### WORK TO BE COMPLETED
What is needed is an exact copy of the records, with the images left out.

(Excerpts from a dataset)
****

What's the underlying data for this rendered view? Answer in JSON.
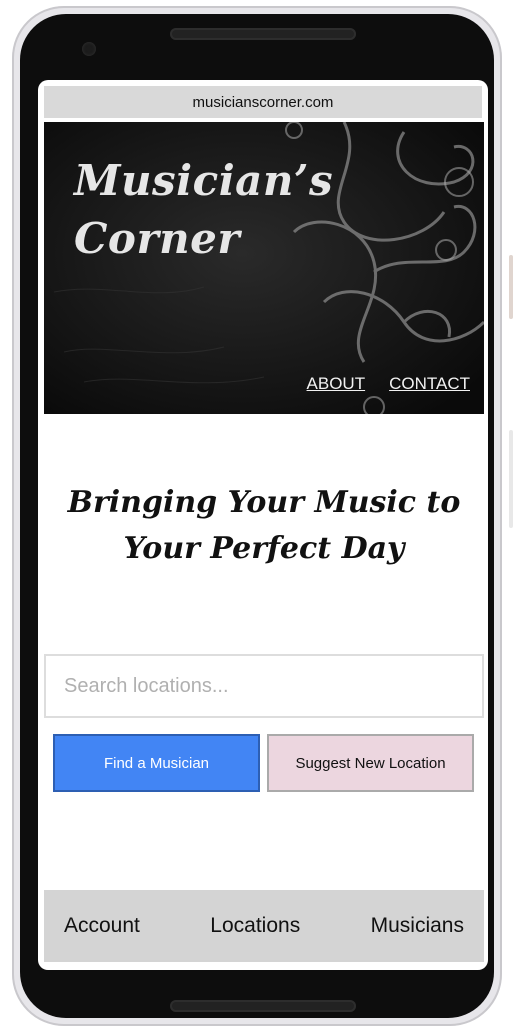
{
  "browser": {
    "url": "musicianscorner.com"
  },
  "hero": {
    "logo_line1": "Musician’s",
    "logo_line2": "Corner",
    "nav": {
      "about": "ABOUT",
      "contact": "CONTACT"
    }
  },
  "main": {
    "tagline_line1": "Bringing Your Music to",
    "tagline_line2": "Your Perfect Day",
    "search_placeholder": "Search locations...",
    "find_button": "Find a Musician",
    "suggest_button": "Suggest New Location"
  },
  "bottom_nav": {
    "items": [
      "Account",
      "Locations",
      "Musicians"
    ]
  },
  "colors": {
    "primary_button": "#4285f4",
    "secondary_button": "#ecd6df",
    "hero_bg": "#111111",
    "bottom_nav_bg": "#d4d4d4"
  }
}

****

### EXERCISE OUTPUT
What's the underlying data for this rendered view? Answer in JSON.
{
  "browser": {
    "url": "musicianscorner.com"
  },
  "hero": {
    "logo_line1": "Musician’s",
    "logo_line2": "Corner",
    "nav": {
      "about": "ABOUT",
      "contact": "CONTACT"
    }
  },
  "main": {
    "tagline_line1": "Bringing Your Music to",
    "tagline_line2": "Your Perfect Day",
    "search_placeholder": "Search locations...",
    "find_button": "Find a Musician",
    "suggest_button": "Suggest New Location"
  },
  "bottom_nav": {
    "items": [
      "Account",
      "Locations",
      "Musicians"
    ]
  },
  "colors": {
    "primary_button": "#4285f4",
    "secondary_button": "#ecd6df",
    "hero_bg": "#111111",
    "bottom_nav_bg": "#d4d4d4"
  }
}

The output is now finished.